How to Get Started
One thing that made John Cage’s spoken pieces (such as, most famously, Indeterminacy) so great was his instrument. He was a tireless constructer of environments and constraints for the production of music and sound, but times his soft, mellifluous voice, often with a tickle in the back of it, is what made his structures for spoken word so eminently listenable. He could emote delight and seriousness at the same soft-spoken moment like nobody.
In 1989, at the age of 76 and three years before his death, Cage was booked to present his radio play James Joyce, Marcel Duchamp, Erik Satie: An Alphabet at a conference on sound design held at George Lucas’ Skywalker Ranch in Nicasio, California. Just before the morning presentation, Cage changed his mind and decided instead to create a new work with the title How to Get Started. He made notes on ten subjects — touching on silence, harmony, time, composition — and then spoke extemporaneously on each for three minutes and, typical for him, weaving in stories about friends and other artists. Each section was recorded and then played back as he began the next so that, by the end, there were ten layers of Cage speech.
The piece works on two levels. First it is, of course, the (somewhat) candid thoughts of one of the 20th Century’s most significant composers. To that regard, little of what he offers will be new to anyone who’s spent much time learning his philosophy, although anyone who has spent the time learning it likely will also delight in hearing him say it again. And it’s in that respect that the recoding is of such interest. Cage’s voice is weakened here. He drops to a whisper at times, seemingly not within his control. But the familiar cadence and timing is still present. Cage didn’t feel the need, in his lectures or his compositions, to fill all of the space available. (This point is made evident to the point of celebrity in his 4’33”, but is true even beyond the infamous silent composition.) As a result, the successive generations of How to Get Started grow rich without dissolving into cacophony. It’s not a crowd scene, it’s just ten John Cages standing in different spots of what feels like a very large room.
Microcinema International has given this unusual piece of Cageology a handsome release, in an oversized digipack with a booklet including a helpful essay by Laura Kuhn and a transcript of Cage’s performance. The piece was restored for use as an audio installation at the Slought Foundation in Philadelphia, and is also the genesis for a website (howtogetstarted.org) which will host commissioned spoken performances.
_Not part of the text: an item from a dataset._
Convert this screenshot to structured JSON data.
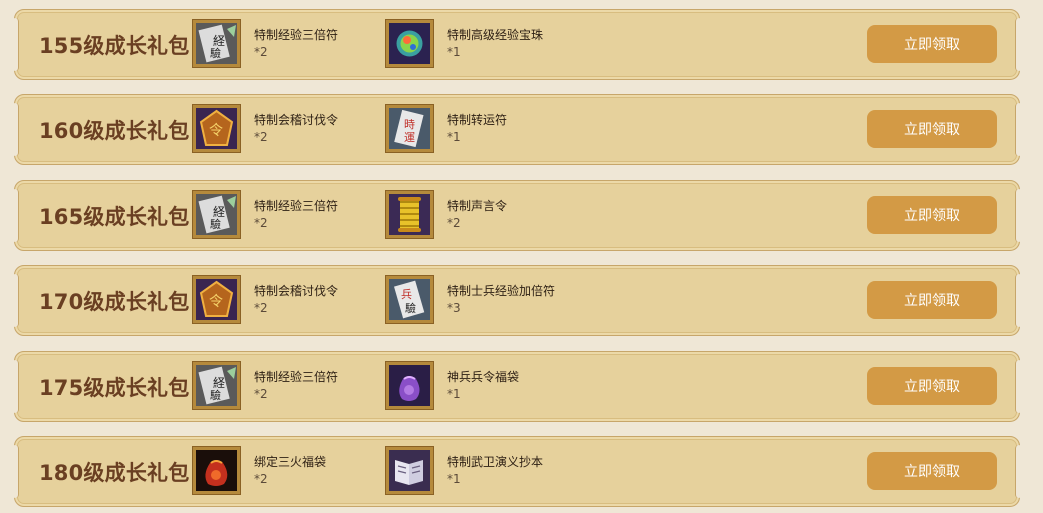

How to Get Started is far from Cage’s most important work. It’s not even, strictly speaking, his best recorded lecture. But it’s a fascinating look into an aesthetician with complex ideas on composition and spontaneity.
- Kurt Gottschalk